Albania captain Lorik Cana has backed up the Albania FA's claim that players were assaulted by fans and stewards at the now-infamous Euro 2016 qualifier against Serbia which was abandoned amid violent scenes.

UEFA has charged both countries with a number of offences following the game, which saw a melee erupt on the pitch after a mini unmanned drone trailed a pro-Albania flag over the stadium.

Serbia have claimed the incident had been a "scenario of a terrorist action planned in advance", but the Albania FA hit back saying the team were targeted even before the game when stones were thrown at the bus, and its delegation and players were hit by a piece of concrete and other missiles during the warm-up.

The governing body also claimed that players were attacked by police and, while Cana admitted he had not seen that happen, he did claim to be attacked by stewards.

"I got hit twice on the pitch by a steward, some of my team-mates as well," he told BBC Radio Five Live.

"And after, when we were trying to reach the tunnel, that was I think the most dangerous part because they (fans) were throwing everything on us - stones, batteries and everything (was) very, very dangerous.

"Some of my team-mates were hurt on the face, on the back. Some of us were kicked by some fans coming in and in that moment, in that tunnel, it was a kind of chaos."

The melee began after a Serbian player hauled down the flag from the drone and English referee Martin Atkinson took the players off the pitch. Albania then refused to consider returning even if the stadium was cleared of fans.

Both countries are likely to be handed heavy fines and other sanctions, including possible points deductions, when UEFA's disciplinary body hears the case on 23 October.

Albania face forfeiting the match and Serbia playing future games behind closed doors but UEFA is not expected to expel the countries from the competition.

When asked if he would support Serbia's expulsion from the qualifiers, Cana replied: "That is not what we want," stressing that players should not be punished over the actions of pitch invaders who he labelled as "criminals".

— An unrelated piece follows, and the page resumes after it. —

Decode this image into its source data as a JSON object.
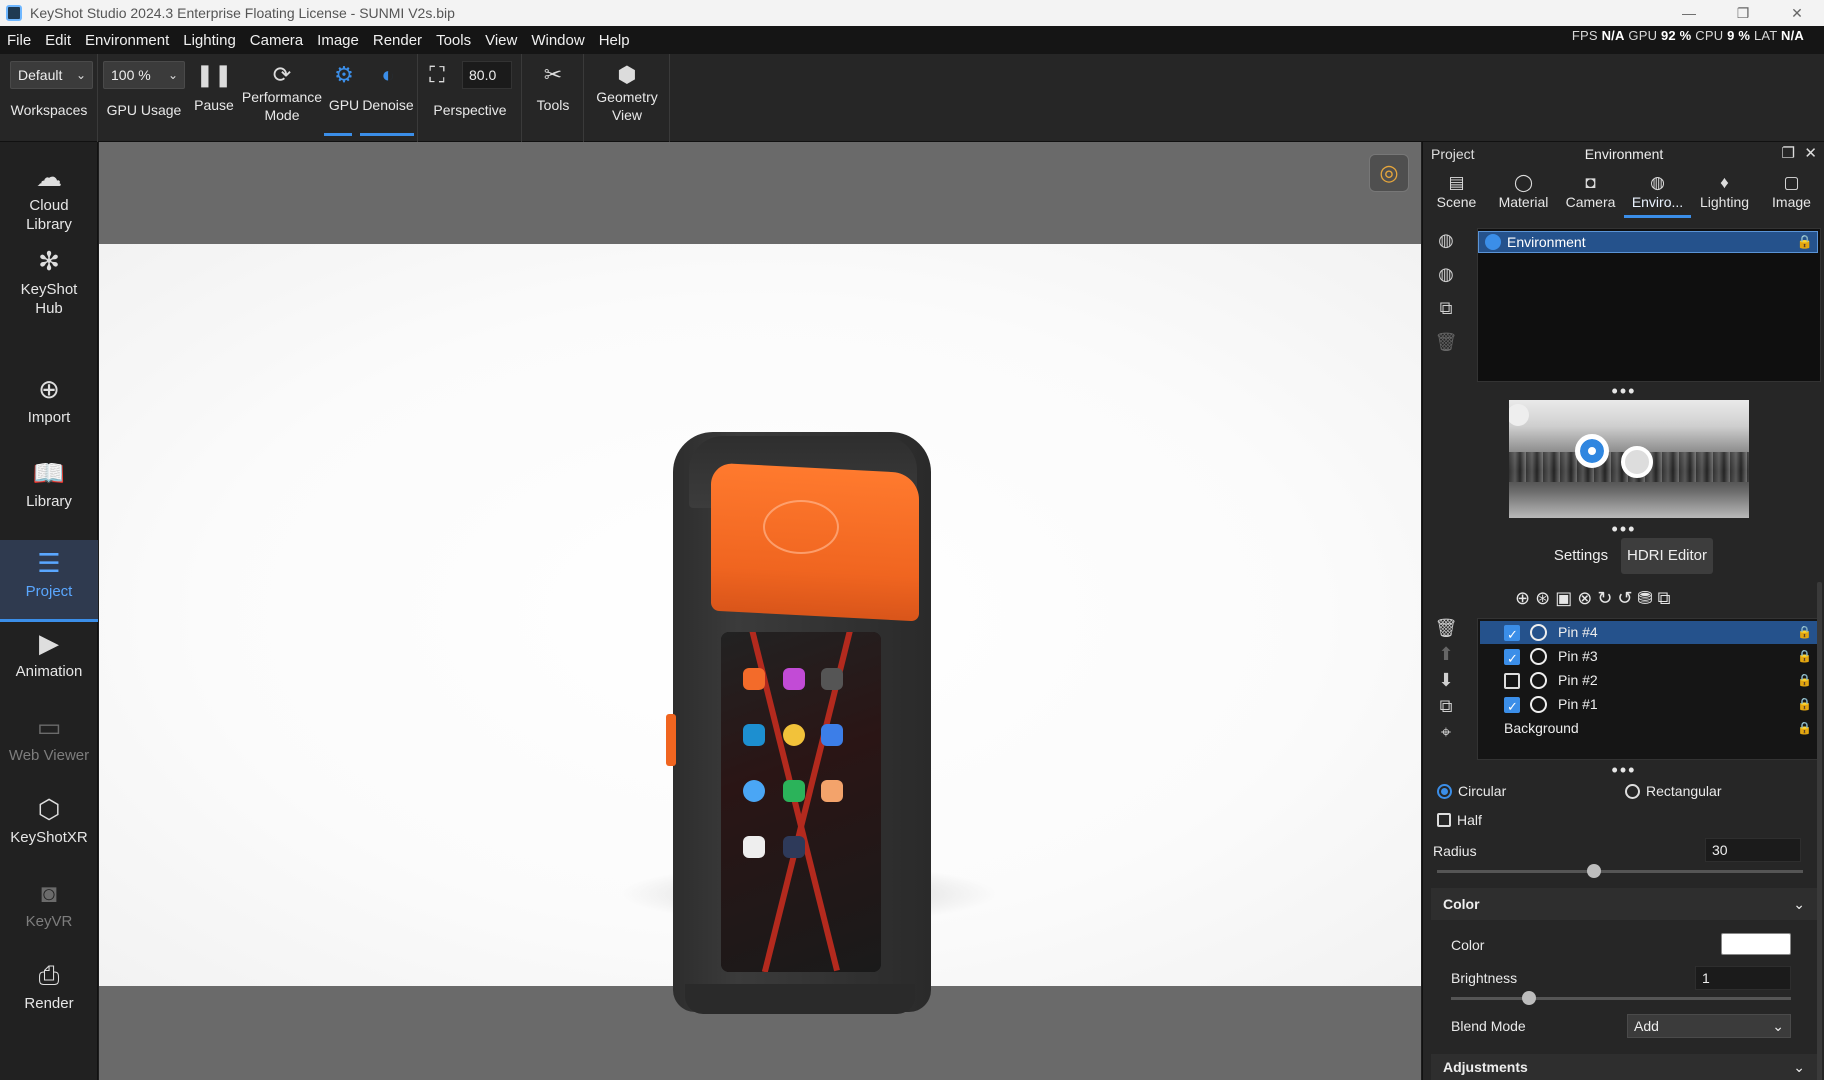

UEFA president Michel Platini has described as "inexcusable" the incidents which followed the drone trailing a flag of a Greater Albania banner - which incorporates parts of various other countries including Kosovo - over the the Partizan Stadium pitch.

Neither country had requested they be kept apart in the draw, and nor did the other main criteria which also persuades UEFA to keep them separate - being involved in an armed conflict and not having diplomatic relations - apply.

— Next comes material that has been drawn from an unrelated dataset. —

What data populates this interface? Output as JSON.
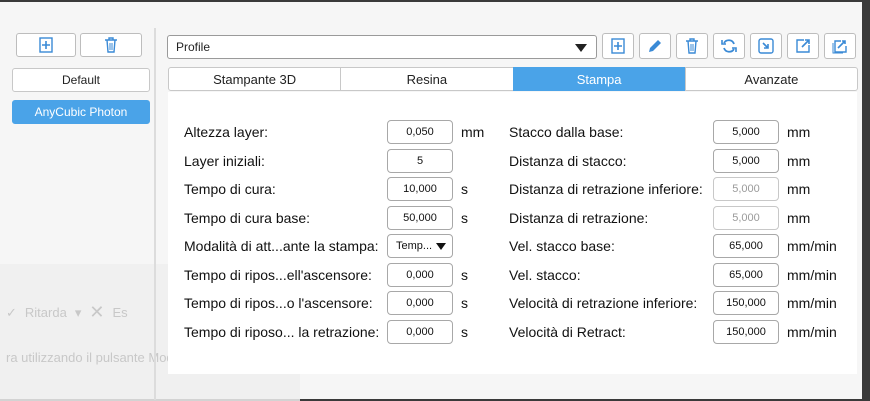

Albanian supporters had been banned from entering the stadium by UEFA on safety grounds and the match was set against a backdrop of tight security.

The Serbian FA has claimed its team acted with restraint despite being provoked by the "offensive" flag and were then attacked when they tried to remove it from the field.

The region has long been rife with political angst and Cana is disappointed that politics took centre stage, citing football as a way of bringing people together.

"During the moment we were just doing our duty perfectly well," he said.

"Even before the game I was reading what (Serbia captain Branislav) Ivanovic was saying, he was absolutely amazing. We were trying to do exactly the same thing on my side.

"Everything was going well, we were just playing a football game. It's a way to approach and to make a union of peoples. We are neighbours so that's exactly the point and that's exactly how it started.

"We were just playing a normal game. We were playing football. I'm not blaming anyone.

"The thing is, when you know it's a game of this kind of tension, and when it's in kind of fear about something (that) can happen, you have to be well organised in any case.

"I can understand that the flag episode can maybe make them angry or something like that but i don't think that's reason enough to invade the pitch."